Please look for the string "Native" below and report every line in which it occurs.

[Interface dataset entries]

-- Opening Marker --

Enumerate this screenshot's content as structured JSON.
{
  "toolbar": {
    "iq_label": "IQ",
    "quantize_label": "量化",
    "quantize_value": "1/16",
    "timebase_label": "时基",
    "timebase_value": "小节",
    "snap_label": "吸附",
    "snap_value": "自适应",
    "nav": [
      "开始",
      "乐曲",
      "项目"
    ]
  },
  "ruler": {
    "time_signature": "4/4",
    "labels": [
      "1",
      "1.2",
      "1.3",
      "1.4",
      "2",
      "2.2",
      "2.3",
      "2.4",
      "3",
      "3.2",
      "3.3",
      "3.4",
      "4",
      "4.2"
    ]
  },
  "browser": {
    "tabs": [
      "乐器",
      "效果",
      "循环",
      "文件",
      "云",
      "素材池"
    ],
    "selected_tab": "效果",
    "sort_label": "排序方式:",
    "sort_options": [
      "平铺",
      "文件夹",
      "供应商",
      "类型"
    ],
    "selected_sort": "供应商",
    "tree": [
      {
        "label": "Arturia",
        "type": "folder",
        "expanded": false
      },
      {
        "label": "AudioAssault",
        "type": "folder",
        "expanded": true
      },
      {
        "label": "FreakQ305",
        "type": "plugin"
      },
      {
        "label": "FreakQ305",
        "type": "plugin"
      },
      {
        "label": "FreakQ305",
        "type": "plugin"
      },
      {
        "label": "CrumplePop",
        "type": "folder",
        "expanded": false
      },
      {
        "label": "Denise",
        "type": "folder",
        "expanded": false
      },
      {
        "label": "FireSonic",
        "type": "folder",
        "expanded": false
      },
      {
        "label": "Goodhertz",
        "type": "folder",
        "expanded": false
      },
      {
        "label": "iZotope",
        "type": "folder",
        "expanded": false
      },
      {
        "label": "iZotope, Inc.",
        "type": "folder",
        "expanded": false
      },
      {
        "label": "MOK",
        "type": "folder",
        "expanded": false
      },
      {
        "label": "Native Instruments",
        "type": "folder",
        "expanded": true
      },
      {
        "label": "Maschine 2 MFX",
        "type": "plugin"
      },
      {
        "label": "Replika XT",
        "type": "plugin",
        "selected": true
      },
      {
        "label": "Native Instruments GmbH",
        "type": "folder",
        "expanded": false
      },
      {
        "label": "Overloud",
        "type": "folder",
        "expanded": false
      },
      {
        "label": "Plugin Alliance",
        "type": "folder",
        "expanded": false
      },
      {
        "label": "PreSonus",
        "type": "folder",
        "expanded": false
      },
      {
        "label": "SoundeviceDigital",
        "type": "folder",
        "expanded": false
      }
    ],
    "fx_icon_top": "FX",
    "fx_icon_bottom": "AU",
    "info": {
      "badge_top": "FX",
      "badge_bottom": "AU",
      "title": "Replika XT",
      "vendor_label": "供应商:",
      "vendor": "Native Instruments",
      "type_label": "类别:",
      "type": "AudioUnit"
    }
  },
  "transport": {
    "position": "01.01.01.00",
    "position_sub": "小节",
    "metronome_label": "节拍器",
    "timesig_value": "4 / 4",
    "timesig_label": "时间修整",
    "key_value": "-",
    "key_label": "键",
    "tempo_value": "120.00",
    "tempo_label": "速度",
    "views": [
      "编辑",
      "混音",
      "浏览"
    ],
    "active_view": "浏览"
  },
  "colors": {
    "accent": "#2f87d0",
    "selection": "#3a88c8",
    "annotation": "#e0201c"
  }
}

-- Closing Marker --

- ANSWER FOR THIS EXERCISE:
        "label": "Native Instruments",
        "label": "Native Instruments GmbH",
      "vendor": "Native Instruments",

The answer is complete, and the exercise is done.